“I’m a Dragons man. Huge fan since I was five-years-old I’m been entrenched in the Dragons.”
That love of the Red V has Gleeson even more excited about returning to the area when his band The Screaming Jets play Revesby Workers on Saturday night.
The Screaming Jets, made up of frontman Gleeson, bassist Paul Woseen, guitarists Scott Kingman and Jimi Hocking and drummer Mickl Sayers, are on their 14-date national Go Hard or Go Chrome tour to support their latest studio album, Chrome.
Known for hits including Better, Helping Hand and Eve of Destruction, the band’s first studio album in eight years stays close to their roots with a flurry of classic Australian rock sounds that have proved popular on the road.
Gleeson told the Leader playing the band’s classics was just as satisfying more than 25 years since they first hit the road.
“The reaction of the crowd, the crowd pumping to those songs that they love, there’s nothing like it. You could never get sick of it,” he said.
“We were touring with [Cold Chisel’s Ian Moss] once when he was doing solo stuff and we were talking backstage one night trying to get him to do Bow River.
“He was saying he didn’t know if people would like it. Finally we convinced him one night and he went out on his own and did an acoustic Bow River. The crowd just went mental.
“You think people might be sick of a song or bored but they’re not because they’re not at the shows every night. Those great songs mean so much to people.”
It was from people like Moss and The Angels that Gleeson received one of his most valued lessons – helping other young bands get their starts.
It was Gleeson’s band that gave Lismore rockers Grinspoon their break with their first national tour and it is something that the Screaming Jets – Australian rock royalty in their own right – have tried to continue today.
“You’d think [Australian rock] was dead watching Australia’s Got Talent and X Factor and that shit,” Gleeson said.
“But we’ve got some great young bands that have been on tour with us like Tracer and Palace of the King. Bands kind of have to go overseas because there’s no market for [rock] here.
“The great thing about Aussie rock that I see is that it’s so original. I hear some songs that have got that classic rock element in up and coming bands but there’s so much talent there.”
“We learnt long ago to take good young bands out on tour. Over the years there has been Johnny Diesel and Baby Animals and Grinspoon. Instead of being scared you’ve got to play really good after them every night.”
As for the new album, Gleeson is proud of the band’s latest work and is ready to show it off.
“We did a short tour in June, just a month we went around and did all the major centres,” he said.

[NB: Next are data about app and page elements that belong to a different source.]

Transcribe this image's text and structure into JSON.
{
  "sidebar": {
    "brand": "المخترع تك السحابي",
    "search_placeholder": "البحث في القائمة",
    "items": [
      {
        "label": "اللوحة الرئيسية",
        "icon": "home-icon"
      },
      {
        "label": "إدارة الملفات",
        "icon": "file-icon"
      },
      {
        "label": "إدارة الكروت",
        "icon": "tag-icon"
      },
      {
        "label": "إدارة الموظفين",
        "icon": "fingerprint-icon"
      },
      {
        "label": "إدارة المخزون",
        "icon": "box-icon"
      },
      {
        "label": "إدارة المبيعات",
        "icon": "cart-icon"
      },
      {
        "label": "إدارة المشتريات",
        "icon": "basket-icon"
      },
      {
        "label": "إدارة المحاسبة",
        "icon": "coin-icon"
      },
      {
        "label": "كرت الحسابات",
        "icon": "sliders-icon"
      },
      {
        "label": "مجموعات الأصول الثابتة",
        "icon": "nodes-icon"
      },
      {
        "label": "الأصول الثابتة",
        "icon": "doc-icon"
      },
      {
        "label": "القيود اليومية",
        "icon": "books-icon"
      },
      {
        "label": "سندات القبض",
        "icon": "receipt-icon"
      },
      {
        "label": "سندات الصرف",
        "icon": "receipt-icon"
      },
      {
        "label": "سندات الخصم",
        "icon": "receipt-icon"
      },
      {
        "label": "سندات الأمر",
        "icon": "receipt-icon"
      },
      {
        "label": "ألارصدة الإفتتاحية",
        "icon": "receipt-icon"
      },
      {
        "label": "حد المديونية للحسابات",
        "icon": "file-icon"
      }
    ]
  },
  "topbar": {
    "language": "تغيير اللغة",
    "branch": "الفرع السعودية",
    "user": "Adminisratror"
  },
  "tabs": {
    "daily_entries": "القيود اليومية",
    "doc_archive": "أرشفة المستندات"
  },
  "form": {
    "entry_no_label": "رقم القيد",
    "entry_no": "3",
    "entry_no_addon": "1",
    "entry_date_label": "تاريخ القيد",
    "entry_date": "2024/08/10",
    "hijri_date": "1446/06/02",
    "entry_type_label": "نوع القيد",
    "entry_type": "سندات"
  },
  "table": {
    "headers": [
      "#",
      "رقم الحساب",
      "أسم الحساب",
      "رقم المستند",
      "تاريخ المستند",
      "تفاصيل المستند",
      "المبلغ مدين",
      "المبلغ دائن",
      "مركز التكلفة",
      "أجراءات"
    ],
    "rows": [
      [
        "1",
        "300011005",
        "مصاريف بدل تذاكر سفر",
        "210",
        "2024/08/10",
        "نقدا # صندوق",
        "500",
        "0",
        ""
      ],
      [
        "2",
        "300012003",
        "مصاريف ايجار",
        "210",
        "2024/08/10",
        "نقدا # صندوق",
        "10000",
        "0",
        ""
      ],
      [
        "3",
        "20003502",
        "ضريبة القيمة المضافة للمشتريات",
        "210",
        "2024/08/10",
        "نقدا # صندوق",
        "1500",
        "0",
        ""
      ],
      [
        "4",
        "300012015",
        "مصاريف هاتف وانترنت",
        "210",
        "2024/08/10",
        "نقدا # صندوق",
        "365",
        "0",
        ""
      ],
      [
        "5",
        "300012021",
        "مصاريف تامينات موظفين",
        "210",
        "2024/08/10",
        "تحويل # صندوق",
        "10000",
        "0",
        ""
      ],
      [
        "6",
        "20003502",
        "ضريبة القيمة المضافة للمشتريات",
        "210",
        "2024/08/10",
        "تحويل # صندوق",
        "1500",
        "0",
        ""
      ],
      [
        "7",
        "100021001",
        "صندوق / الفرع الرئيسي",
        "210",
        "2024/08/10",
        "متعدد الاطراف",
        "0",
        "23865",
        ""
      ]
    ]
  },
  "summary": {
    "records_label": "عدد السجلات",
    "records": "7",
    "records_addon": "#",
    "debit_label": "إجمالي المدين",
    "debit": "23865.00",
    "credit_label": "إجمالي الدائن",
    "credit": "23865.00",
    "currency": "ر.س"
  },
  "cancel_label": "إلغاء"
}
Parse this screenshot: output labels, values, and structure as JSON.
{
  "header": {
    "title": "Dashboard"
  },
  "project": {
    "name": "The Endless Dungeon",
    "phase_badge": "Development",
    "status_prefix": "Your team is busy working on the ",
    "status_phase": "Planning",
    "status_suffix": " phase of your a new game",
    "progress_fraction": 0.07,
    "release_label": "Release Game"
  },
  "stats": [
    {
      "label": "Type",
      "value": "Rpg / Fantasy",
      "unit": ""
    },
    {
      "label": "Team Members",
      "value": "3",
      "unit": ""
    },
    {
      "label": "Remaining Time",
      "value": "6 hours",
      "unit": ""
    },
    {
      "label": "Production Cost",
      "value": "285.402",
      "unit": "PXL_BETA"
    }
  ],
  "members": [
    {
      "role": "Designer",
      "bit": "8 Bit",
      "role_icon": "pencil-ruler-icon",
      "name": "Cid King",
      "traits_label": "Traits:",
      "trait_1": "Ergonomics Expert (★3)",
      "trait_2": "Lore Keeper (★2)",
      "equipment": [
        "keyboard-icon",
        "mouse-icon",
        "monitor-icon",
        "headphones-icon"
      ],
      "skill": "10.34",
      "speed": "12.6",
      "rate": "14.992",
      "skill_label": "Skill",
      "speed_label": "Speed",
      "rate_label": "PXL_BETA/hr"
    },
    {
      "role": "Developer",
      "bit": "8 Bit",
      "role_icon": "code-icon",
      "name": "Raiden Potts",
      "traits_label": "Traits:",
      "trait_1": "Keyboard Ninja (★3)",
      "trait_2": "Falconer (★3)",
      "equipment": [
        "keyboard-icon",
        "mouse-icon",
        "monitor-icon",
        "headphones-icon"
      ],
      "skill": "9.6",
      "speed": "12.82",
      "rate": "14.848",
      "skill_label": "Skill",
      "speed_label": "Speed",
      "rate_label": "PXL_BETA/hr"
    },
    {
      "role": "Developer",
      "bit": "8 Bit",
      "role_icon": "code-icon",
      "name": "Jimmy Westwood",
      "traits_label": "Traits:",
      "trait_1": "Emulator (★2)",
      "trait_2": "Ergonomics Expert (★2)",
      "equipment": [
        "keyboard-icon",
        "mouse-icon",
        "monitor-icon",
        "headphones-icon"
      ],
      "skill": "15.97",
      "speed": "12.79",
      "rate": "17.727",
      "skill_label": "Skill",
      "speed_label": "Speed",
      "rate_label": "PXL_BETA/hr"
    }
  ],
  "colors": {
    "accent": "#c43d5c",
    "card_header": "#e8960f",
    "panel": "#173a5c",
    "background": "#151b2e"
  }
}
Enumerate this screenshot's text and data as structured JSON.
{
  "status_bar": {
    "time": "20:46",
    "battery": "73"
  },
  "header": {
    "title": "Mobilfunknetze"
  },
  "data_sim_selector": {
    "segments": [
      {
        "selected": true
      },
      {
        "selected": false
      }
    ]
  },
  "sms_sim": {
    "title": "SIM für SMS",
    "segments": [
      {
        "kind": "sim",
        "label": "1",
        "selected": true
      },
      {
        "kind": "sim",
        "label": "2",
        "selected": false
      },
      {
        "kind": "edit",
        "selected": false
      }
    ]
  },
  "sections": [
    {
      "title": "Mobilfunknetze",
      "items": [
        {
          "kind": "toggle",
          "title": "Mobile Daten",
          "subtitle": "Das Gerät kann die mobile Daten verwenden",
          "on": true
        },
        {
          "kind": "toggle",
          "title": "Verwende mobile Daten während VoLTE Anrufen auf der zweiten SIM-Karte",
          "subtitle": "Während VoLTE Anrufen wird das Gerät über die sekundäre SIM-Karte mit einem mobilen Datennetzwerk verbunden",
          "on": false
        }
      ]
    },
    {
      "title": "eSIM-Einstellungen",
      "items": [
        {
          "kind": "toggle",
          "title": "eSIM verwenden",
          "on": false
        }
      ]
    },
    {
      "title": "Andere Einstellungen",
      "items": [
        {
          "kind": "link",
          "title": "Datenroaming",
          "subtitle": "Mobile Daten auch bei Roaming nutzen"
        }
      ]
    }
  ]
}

“It’s great to get out and play the tracks off the album. I’m very proud of the way it came out. We want to show it off to people, especially the new songs.
“Songs like Automatic Cowboy, Smack in the Mouth and Razor were made to be played live. They’ve got a certain veracity to them.”